We thank the International Ocean Discovery Program (IODP) for access to materials and data; N. Welters, A. van Dijk, and D. Kasjaniuk (Utrecht) for analytical support; A. Wuelbers and W. Hale (IODP Bremen Core Repository) and W. Schinkel (Erasmus University Rotterdam) for sampling assistance; and E. van Nes (Wageningen University) for advice regarding statistical analyses. We thank S. Lyapunov (Geological Institute of Russian Academy of Sciences) for the geochemical data from the West Siberian Sea. The European Research Council (ERC) under the European Union Seventh Framework Program provided funding for this work by ERC Starting grant 259627 to A. Sluijs. The Netherlands Organization for Scientific Research (NWO) supported this work through grant 834.11.006 to G.-J. Reichart and J.S. Sinninghe Damsté. This work was carried out under the program of the Netherlands Earth System Science Centre (NESSC), financially supported by the Dutch Ministry of Education, Culture and Science (OCW). We thank Kate Littler and several anonymous reviewers for thoughtful and constructive reviews and Stephen Barker for editorial handling.
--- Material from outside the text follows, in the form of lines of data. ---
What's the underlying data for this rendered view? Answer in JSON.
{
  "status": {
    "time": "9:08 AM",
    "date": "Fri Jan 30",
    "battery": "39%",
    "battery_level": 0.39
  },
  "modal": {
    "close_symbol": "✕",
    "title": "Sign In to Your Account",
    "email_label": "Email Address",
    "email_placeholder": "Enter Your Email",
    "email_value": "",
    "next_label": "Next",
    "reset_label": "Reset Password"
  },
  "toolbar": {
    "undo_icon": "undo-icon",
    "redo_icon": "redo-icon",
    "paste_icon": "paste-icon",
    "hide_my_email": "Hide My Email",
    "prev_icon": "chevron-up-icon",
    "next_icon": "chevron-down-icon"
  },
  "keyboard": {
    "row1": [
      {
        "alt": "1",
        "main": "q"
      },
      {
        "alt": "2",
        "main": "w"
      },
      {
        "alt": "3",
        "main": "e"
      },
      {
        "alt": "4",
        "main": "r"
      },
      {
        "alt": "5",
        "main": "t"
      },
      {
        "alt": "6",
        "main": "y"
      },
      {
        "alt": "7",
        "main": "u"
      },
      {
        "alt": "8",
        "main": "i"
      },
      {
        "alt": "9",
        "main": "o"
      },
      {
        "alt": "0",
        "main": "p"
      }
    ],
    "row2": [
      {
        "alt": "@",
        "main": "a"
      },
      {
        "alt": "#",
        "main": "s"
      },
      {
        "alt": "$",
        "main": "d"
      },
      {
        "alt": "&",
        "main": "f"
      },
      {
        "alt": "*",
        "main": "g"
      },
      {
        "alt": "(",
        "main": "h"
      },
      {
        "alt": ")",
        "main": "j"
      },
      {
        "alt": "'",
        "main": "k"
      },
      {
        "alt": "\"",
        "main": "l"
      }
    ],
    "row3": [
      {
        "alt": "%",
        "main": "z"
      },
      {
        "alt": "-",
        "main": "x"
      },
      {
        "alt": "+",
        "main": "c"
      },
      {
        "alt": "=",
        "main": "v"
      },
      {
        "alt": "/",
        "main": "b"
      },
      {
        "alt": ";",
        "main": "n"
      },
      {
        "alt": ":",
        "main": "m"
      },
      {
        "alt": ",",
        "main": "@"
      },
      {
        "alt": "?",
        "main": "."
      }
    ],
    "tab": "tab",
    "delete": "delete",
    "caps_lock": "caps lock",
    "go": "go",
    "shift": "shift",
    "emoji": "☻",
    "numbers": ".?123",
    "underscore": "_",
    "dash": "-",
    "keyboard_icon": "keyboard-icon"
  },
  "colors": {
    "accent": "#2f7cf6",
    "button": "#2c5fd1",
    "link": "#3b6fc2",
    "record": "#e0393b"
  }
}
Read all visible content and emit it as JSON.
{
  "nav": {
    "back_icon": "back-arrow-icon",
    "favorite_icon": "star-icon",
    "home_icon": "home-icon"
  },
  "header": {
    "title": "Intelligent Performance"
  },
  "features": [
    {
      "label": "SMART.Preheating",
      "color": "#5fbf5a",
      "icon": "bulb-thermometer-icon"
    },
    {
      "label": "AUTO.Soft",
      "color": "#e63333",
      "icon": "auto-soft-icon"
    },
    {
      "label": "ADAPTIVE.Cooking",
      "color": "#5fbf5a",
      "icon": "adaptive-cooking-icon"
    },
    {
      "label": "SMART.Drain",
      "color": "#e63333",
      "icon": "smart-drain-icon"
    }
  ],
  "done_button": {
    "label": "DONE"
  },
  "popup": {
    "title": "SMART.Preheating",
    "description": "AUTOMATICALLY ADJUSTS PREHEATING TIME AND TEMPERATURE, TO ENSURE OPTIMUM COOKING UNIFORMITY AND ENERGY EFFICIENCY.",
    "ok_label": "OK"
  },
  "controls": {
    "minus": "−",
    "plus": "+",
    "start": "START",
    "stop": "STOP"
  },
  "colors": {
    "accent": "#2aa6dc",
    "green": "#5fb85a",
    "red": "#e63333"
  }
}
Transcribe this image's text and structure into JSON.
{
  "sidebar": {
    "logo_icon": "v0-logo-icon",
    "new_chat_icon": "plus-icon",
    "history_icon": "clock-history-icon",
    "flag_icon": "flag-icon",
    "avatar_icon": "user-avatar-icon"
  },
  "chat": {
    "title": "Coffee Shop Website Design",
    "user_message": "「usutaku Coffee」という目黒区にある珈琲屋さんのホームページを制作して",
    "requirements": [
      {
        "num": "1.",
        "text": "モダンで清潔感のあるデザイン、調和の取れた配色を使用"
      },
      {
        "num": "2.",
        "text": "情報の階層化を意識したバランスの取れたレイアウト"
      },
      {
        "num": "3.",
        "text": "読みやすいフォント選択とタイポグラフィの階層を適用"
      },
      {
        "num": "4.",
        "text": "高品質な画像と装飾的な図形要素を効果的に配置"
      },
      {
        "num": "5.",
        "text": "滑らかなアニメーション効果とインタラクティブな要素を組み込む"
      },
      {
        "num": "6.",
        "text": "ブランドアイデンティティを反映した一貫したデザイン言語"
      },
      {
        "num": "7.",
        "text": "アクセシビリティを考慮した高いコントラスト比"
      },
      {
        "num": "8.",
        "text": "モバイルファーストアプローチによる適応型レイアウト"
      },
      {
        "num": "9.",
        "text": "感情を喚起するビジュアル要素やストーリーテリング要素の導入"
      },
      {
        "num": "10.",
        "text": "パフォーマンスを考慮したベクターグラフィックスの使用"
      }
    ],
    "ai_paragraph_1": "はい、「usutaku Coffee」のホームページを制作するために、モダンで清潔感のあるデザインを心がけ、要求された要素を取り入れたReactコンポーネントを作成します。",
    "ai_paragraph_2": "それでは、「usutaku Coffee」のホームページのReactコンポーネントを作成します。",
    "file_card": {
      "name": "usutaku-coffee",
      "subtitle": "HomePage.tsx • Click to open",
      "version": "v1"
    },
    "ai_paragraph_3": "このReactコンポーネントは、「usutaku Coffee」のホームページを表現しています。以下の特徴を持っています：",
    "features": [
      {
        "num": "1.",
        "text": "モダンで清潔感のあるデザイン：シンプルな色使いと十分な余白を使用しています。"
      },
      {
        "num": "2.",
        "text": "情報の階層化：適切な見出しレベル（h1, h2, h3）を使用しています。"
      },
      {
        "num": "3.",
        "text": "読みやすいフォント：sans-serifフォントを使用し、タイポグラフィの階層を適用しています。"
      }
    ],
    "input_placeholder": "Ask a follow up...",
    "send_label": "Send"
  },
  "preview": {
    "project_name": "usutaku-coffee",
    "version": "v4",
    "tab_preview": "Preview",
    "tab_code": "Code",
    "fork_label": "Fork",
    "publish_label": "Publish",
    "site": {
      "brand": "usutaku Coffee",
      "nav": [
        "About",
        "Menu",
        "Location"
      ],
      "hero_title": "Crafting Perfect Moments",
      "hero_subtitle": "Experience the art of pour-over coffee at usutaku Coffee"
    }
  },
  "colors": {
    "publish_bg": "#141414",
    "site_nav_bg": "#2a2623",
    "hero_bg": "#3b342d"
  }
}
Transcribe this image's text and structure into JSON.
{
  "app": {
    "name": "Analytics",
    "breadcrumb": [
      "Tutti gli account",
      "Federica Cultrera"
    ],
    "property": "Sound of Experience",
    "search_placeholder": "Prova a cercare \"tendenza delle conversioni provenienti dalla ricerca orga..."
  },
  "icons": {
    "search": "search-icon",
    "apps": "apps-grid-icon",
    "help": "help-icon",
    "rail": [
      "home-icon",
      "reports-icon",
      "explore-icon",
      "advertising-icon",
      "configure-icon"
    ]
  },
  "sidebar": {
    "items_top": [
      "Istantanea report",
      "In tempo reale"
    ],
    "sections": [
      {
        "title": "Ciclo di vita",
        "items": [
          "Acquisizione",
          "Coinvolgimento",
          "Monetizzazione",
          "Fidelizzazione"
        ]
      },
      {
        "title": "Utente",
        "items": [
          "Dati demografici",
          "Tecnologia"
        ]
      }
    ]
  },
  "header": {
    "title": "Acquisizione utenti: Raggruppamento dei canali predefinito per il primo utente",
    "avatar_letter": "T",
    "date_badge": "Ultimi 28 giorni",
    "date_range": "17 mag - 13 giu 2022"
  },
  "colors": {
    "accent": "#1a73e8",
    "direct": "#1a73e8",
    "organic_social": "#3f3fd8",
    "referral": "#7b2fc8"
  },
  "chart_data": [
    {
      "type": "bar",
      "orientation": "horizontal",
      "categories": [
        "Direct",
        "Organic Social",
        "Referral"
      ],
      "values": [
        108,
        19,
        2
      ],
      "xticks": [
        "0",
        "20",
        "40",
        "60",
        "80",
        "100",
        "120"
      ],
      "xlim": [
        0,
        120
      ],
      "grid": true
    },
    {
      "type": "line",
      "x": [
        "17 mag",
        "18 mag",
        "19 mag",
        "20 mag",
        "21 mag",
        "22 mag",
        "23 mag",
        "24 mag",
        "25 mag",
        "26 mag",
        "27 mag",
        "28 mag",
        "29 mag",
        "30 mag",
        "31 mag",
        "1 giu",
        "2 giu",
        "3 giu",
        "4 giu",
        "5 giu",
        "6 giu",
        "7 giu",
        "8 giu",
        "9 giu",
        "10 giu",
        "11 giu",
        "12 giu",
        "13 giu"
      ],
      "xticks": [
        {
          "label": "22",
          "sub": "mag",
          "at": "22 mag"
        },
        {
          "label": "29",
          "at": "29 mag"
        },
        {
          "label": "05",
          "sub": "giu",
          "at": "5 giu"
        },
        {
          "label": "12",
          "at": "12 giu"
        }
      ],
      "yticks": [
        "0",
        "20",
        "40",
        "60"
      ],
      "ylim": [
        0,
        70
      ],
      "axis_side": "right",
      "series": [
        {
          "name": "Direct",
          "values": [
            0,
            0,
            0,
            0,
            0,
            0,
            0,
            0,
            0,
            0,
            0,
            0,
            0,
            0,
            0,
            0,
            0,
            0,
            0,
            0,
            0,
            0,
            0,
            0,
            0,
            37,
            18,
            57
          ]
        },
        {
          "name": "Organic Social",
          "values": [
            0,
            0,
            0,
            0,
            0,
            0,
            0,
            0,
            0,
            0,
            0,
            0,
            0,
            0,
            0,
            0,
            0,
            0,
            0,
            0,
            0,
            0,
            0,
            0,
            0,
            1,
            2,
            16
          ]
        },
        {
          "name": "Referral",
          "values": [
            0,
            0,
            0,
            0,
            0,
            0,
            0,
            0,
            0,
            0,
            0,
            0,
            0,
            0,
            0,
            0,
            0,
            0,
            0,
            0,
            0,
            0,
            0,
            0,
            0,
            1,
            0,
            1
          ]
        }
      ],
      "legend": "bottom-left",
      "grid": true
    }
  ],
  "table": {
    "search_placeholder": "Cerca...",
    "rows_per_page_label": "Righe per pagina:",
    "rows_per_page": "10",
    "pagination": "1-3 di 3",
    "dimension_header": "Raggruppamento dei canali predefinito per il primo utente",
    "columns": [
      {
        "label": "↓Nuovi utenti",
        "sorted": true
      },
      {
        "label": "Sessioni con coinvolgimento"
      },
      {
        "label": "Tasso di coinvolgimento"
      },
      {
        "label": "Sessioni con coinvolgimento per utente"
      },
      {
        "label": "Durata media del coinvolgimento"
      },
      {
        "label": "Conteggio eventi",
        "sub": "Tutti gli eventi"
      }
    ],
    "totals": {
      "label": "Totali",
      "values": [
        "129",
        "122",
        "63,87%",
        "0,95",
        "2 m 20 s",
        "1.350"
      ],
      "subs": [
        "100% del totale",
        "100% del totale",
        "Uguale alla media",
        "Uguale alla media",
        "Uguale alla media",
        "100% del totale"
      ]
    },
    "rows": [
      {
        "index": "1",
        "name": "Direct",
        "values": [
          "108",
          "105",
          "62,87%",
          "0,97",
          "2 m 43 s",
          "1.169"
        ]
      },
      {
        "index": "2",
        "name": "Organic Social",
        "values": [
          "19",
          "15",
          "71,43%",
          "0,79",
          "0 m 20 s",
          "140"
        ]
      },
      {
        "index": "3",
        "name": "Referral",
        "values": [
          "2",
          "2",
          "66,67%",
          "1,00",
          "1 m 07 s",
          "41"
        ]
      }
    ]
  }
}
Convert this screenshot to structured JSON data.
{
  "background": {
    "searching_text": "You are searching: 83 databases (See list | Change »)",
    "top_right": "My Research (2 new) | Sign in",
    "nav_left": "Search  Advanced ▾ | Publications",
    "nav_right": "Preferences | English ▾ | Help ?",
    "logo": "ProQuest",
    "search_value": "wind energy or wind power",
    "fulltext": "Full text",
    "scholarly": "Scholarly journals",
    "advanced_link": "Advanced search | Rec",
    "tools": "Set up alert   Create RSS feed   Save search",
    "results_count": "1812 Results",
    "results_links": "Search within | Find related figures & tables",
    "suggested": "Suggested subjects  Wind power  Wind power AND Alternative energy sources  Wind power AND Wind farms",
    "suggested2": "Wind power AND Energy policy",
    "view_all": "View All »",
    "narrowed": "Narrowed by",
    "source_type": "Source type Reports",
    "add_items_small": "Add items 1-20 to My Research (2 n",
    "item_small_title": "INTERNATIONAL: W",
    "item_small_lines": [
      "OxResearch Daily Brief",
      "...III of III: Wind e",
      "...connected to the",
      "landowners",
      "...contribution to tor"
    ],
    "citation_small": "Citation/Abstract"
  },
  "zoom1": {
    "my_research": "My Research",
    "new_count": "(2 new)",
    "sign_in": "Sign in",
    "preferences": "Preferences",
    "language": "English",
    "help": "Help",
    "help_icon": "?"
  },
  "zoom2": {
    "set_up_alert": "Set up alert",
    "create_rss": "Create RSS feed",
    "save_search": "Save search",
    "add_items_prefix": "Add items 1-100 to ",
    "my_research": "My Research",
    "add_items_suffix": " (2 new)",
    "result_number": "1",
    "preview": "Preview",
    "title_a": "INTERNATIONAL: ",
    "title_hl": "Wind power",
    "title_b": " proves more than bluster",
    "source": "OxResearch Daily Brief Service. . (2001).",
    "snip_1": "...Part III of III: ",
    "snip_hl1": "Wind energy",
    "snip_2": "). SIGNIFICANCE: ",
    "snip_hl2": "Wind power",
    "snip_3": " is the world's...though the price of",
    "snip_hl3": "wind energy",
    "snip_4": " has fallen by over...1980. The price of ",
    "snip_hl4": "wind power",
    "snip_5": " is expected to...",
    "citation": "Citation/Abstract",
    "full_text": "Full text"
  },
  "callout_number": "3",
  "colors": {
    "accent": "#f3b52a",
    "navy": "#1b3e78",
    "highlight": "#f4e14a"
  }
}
Author contributions: J. F., A. S., and G. -J. R. designed the study. J. F., J. S. S. D., and F. P. performed organic geochemical analyses. J. F., S. M. B., and G. -J. R. performed inorganic geochemical analyses. D. J. L. ran HadCM3L experiments. All authors analyzed and discussed the data. J. F. and A. S. wrote the paper, with input from all authors. The authors declare no competing financial interests. Raw data used in this contribution can be found in the online database Pangaea (https://doi.pangaea.de/10.1594/PANGAEA.899283). Other requests for materials and correspondence to: J. F. ([email protected]). References used in supporting information files (not used in main text; Cramer et al., 1999; Frieling et al., 2014; Gibbs et al., 2006; John et al., 2008; Kelly et al., 2012; Nomura & Takata, 2005; Sluijs et al., 2006; Sluijs & Brinkhuis, 2009; Stassen et al., 2012).